The installation of the works was a major engineering feat. Each panel required a two millimetre expansion gap and great precision was necessary to fit the one hundred and thirty two panels into the 19 x 9 and 5 x 4 metre spaces. The individual panels were numbered with an arrow and fixed to a metal framework with strips of the extraordinary 3M double sided adhesive tape.

Doubting the tenacity or durability of the tape to hold this massive piece in place, I mentioned my concerns to one of the installers who told me that the Alpolic panels on the entire outer surfaces of the fifty one floors of the building were fixed in this way.

During the supervision of the installation we were visited each day by a small nuggety BLF member - hard hat, black shorts and big boots - who watched our progress with great interest.
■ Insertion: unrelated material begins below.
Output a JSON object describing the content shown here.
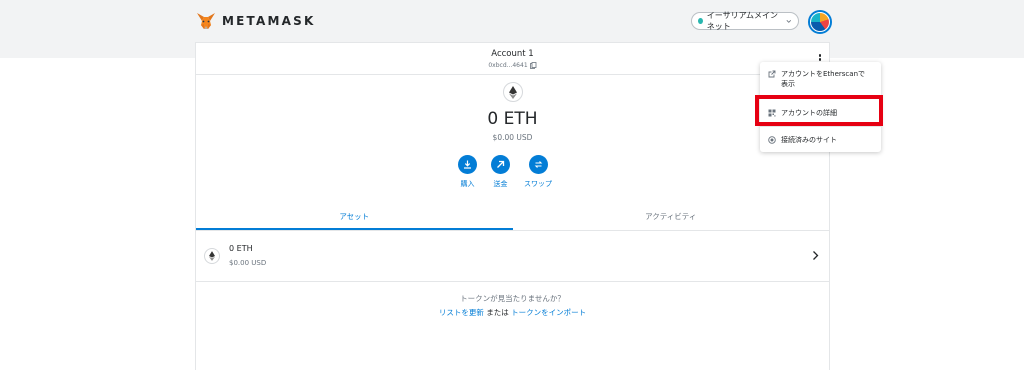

He asked me had I anything to do with all this and I admitted that I was involved - why? He looked puzzled then and said he'd been told that there was going to be art in here.

In November '93 there was an official launch and presentation of the artworks with food , wine and Palm Court orchestra. Reactions to the works were mixed - some likened the atmosphere of the foyer to a cathedral. A twenty-first century corporate cathedral perhaps?

Others felt the artworks humanised the spaces - countering the hardness of the granite while others, including the Arts editor of Radio National claimed that for them the works were spiritually uplifting.

A casual remark at the launch made by Art theorist Donald Brook , that the works were very beautiful but must not be mistaken for art, surprised many people, but delighted me because I had already reclassified it in my mind as a natural extension of the architecture.

In a paper published in 1967 in the July issue of the Current Affairs Bulletin Brook argues that: "Architecture and art could exist without each other; function and decoration on the contrary are inseparable. One must therefore resist the temptation to think of the architect's problems as functional and the artist's as decorative; architects and artists must wrestle as best they can with those slippery partners, function and decoration" end of quote.

Is the work in Central Park mere decoration or does it contribute functionally in some remote way in this busy centre of corporate enterprise?

Addressing the question put to the panel "Why should architects be restricted to producing a canvas for others to perform on or in?" I would reply that they should not be so restricted. And in response to the question "What need is there for intervention and embellishment ?" I suggest that the contemporary artist today is trained in the development of new ideas, in the manipulation of new materials and new technologies which the architect as a matter of convenience, and not as a matter of principle, is unlikely to have had the time and the energy to master for him- or herself.

The Central Park project was an important experience for me, for a number of reasons.

First, the opportunity of working on such an enormous scale with all the engineering and technical problems to solve. Next, the chance to collaborate with and complement the team of designers, engineers and architects which I found immensely rewarding.

Finally, the recognition that geometry in architecture used on such a scale can become lyrical.

This means that it is actually possible at the end of the millennium to develop a co-operative form that will elicit from viewers the surprising judgment that the foyer of a large corporate building in the centre of the Perth C.B.D. can become a place of spiritual contemplation.

Brian Mckay 1996